Mother’s Day (of the Dead)

Published August 24, 2015 in Episode 18

It’s August, and Pháp Vân Buddhist temple is bustling with activity. People are moving about, cleaning, arranging, and fussing with the decorations.

A strong relaxing scent of incense wafts through the altar room, as the eyes of the giant Buddha statue gaze down peacefully, seemingly smiling at the large containers of flowers. Some blooms are in deep shades of red, others are bone white. The colors can only mean one thing:  Lễ Vu Lan is here.  

The Venerable Thích Nhật Quán, a monk at the temple explains that Vu Lan is a time to honor and give thanks to one’s parents:

Parents in this sense include one’s living father and/or mother and fathers or mothers who have passed. Another more profound meaning is that, for Vietnamese Buddhists, parents aren’t just our parents of this lifetime. But usually during the Vu Lan festival we pray for our parents of seven other lifetimes.

The origins of the festival can be traced back to Buddhist roots.  

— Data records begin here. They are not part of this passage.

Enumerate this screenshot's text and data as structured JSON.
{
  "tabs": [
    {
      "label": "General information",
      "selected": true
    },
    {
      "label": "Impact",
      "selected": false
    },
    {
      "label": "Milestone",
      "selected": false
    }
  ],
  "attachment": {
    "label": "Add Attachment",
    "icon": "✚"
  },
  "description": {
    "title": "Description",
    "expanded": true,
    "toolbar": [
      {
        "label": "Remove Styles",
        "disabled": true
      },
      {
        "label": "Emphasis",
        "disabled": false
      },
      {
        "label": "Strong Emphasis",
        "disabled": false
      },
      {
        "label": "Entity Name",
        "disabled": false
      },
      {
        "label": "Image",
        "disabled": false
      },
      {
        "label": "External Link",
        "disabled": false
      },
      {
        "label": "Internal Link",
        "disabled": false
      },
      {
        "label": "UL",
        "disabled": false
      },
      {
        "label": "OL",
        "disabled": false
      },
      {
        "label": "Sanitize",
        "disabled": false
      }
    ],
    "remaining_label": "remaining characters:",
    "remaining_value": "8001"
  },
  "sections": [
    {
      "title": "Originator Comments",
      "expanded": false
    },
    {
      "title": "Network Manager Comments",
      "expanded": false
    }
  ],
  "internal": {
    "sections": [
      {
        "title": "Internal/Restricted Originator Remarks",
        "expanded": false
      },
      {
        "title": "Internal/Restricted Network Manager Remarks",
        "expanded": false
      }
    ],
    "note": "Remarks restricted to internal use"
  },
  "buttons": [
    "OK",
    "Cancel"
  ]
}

The Ullambana Sutra, which is a series of Buddhist scriptures, tells the story of Maudgalyāyana, one of the Buddha’s chief disciples, on a quest to free his mother from suffering, as she has been reborn into one of the lower realms.  He is instructed by the Buddha to make food offerings on the fifteenth day of the seventh month. Thus began the tradition of offering food to help guide lost, suffering souls.  

Although there are slight variations in certain customs and beliefs in different countries, the fundamental rituals and spirit remain essentially the same.

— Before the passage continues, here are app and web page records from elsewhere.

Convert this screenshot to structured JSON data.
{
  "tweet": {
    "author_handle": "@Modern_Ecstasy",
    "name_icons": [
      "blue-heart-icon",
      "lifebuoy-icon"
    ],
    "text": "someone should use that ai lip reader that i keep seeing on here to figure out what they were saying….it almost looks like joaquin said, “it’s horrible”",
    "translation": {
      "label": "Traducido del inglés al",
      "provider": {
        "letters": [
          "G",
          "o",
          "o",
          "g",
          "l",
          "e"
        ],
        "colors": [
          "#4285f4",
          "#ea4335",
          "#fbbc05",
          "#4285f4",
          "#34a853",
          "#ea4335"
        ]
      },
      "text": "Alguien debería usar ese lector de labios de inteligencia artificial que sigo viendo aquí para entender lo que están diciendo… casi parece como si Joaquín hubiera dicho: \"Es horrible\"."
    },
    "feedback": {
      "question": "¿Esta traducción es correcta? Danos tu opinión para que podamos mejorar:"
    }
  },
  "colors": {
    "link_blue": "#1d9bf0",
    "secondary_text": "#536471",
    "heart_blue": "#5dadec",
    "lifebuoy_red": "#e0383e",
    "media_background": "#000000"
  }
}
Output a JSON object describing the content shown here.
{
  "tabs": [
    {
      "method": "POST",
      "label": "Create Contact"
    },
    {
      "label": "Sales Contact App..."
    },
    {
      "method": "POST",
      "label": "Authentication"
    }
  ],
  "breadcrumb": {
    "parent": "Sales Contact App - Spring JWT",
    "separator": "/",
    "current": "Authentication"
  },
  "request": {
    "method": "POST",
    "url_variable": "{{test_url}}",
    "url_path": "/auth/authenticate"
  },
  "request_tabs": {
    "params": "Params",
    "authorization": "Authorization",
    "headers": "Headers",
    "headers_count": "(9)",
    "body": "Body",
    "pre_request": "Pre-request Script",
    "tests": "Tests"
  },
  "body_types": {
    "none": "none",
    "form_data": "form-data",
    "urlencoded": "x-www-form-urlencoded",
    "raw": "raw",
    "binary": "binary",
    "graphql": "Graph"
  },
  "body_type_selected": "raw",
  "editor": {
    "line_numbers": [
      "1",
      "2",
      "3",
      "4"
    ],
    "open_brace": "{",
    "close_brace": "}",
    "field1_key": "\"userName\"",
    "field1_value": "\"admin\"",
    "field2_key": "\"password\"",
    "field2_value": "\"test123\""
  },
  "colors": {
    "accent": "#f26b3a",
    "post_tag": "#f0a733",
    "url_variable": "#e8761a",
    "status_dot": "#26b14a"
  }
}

In the Vietnamese adaptation of this story, Maudgalyāyana, who is known as Mục Kiện Liên in Việt Nam, is on a quest to liberate his mother from suffering, this time in hell. This version explains why the Vietnamese also observe Vu Lan by praying for condemned souls to be pardoned from hell.

“Once the Venerable Mục Kiện Liên had attained the perfect enlightenment, he used his divine eyes to observe the world. He began to think of his parents' gift of life, and he thought of his mother,” The Venerable Thích Nhật Quán explains further. “With his divine eyes, he saw his late mother reborn and suffering the tortures of hell. In Buddhism, we refer to it as a the realm of hell. When he saw this, he wanted to save her, but didn't know how. Finally, he turned to Buddha and pleaded to save his mother from her suffering. The Buddha instructed him to rely on the united strength of the Sangha in order to save his mother. The combined prayers proved to be so powerful that consequently, his mother was liberated from the realm of hell.”

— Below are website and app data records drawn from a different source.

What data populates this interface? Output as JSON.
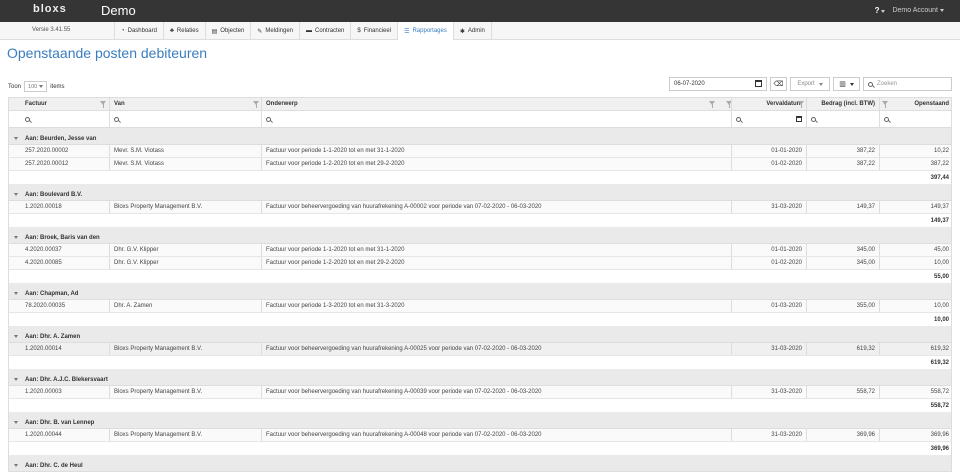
{
  "app": {
    "logo": "bloxs",
    "name": "Demo",
    "help": "?",
    "account": "Demo Account"
  },
  "nav": {
    "version": "Versie 3.41.55",
    "items": [
      {
        "icon": "dashboard-icon",
        "glyph": "◔",
        "label": "Dashboard"
      },
      {
        "icon": "relaties-icon",
        "glyph": "♣",
        "label": "Relaties"
      },
      {
        "icon": "objecten-icon",
        "glyph": "▤",
        "label": "Objecten"
      },
      {
        "icon": "wrench-icon",
        "glyph": "✎",
        "label": "Meldingen"
      },
      {
        "icon": "folder-icon",
        "glyph": "▬",
        "label": "Contracten"
      },
      {
        "icon": "dollar-icon",
        "glyph": "$",
        "label": "Financieel"
      },
      {
        "icon": "list-icon",
        "glyph": "☰",
        "label": "Rapportages"
      },
      {
        "icon": "gear-icon",
        "glyph": "✱",
        "label": "Admin"
      }
    ],
    "active_index": 6
  },
  "page": {
    "title": "Openstaande posten debiteuren"
  },
  "toolbar": {
    "toon_label": "Toon",
    "page_size": "100",
    "items_label": "items",
    "date": "06-07-2020",
    "export_label": "Export",
    "search_placeholder": "Zoeken"
  },
  "table": {
    "columns": {
      "factuur": "Factuur",
      "van": "Van",
      "onderwerp": "Onderwerp",
      "vervaldatum": "Vervaldatum",
      "bedrag": "Bedrag (incl. BTW)",
      "openstaand": "Openstaand"
    },
    "groups": [
      {
        "title": "Aan: Beurden, Jesse van",
        "rows": [
          {
            "factuur": "257.2020.00002",
            "van": "Mevr. S.M. Viotass",
            "onderwerp": "Factuur voor periode 1-1-2020 tot en met 31-1-2020",
            "vervaldatum": "01-01-2020",
            "bedrag": "387,22",
            "openstaand": "10,22"
          },
          {
            "factuur": "257.2020.00012",
            "van": "Mevr. S.M. Viotass",
            "onderwerp": "Factuur voor periode 1-2-2020 tot en met 29-2-2020",
            "vervaldatum": "01-02-2020",
            "bedrag": "387,22",
            "openstaand": "387,22"
          }
        ],
        "total": "397,44"
      },
      {
        "title": "Aan: Boulevard B.V.",
        "rows": [
          {
            "factuur": "1.2020.00018",
            "van": "Bloxs Property Management B.V.",
            "onderwerp": "Factuur voor beheervergoeding van huurafrekening A-00002 voor periode van 07-02-2020 - 06-03-2020",
            "vervaldatum": "31-03-2020",
            "bedrag": "149,37",
            "openstaand": "149,37"
          }
        ],
        "total": "149,37"
      },
      {
        "title": "Aan: Broek, Baris van den",
        "rows": [
          {
            "factuur": "4.2020.00037",
            "van": "Dhr. G.V. Klipper",
            "onderwerp": "Factuur voor periode 1-1-2020 tot en met 31-1-2020",
            "vervaldatum": "01-01-2020",
            "bedrag": "345,00",
            "openstaand": "45,00"
          },
          {
            "factuur": "4.2020.00085",
            "van": "Dhr. G.V. Klipper",
            "onderwerp": "Factuur voor periode 1-2-2020 tot en met 29-2-2020",
            "vervaldatum": "01-02-2020",
            "bedrag": "345,00",
            "openstaand": "10,00"
          }
        ],
        "total": "55,00"
      },
      {
        "title": "Aan: Chapman, Ad",
        "rows": [
          {
            "factuur": "78.2020.00035",
            "van": "Dhr. A. Zamen",
            "onderwerp": "Factuur voor periode 1-3-2020 tot en met 31-3-2020",
            "vervaldatum": "01-03-2020",
            "bedrag": "355,00",
            "openstaand": "10,00"
          }
        ],
        "total": "10,00"
      },
      {
        "title": "Aan: Dhr. A. Zamen",
        "rows": [
          {
            "factuur": "1.2020.00014",
            "van": "Bloxs Property Management B.V.",
            "onderwerp": "Factuur voor beheervergoeding van huurafrekening A-00025 voor periode van 07-02-2020 - 06-03-2020",
            "vervaldatum": "31-03-2020",
            "bedrag": "619,32",
            "openstaand": "619,32"
          }
        ],
        "total": "619,32"
      },
      {
        "title": "Aan: Dhr. A.J.C. Blekersvaart",
        "rows": [
          {
            "factuur": "1.2020.00003",
            "van": "Bloxs Property Management B.V.",
            "onderwerp": "Factuur voor beheervergoeding van huurafrekening A-00039 voor periode van 07-02-2020 - 06-03-2020",
            "vervaldatum": "31-03-2020",
            "bedrag": "558,72",
            "openstaand": "558,72"
          }
        ],
        "total": "558,72"
      },
      {
        "title": "Aan: Dhr. B. van Lennep",
        "rows": [
          {
            "factuur": "1.2020.00044",
            "van": "Bloxs Property Management B.V.",
            "onderwerp": "Factuur voor beheervergoeding van huurafrekening A-00048 voor periode van 07-02-2020 - 06-03-2020",
            "vervaldatum": "31-03-2020",
            "bedrag": "369,96",
            "openstaand": "369,96"
          }
        ],
        "total": "369,96"
      },
      {
        "title": "Aan: Dhr. C. de Heul",
        "rows": [],
        "total": ""
      }
    ]
  }
}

Vu Lan is the second largest annual traditional festival after Tết, the lunar new year. Though the festival has Buddhist roots, the tradition of honoring parents and ancestors crosses many religious lines in Việt Nam, where the dead are very much a part of daily life.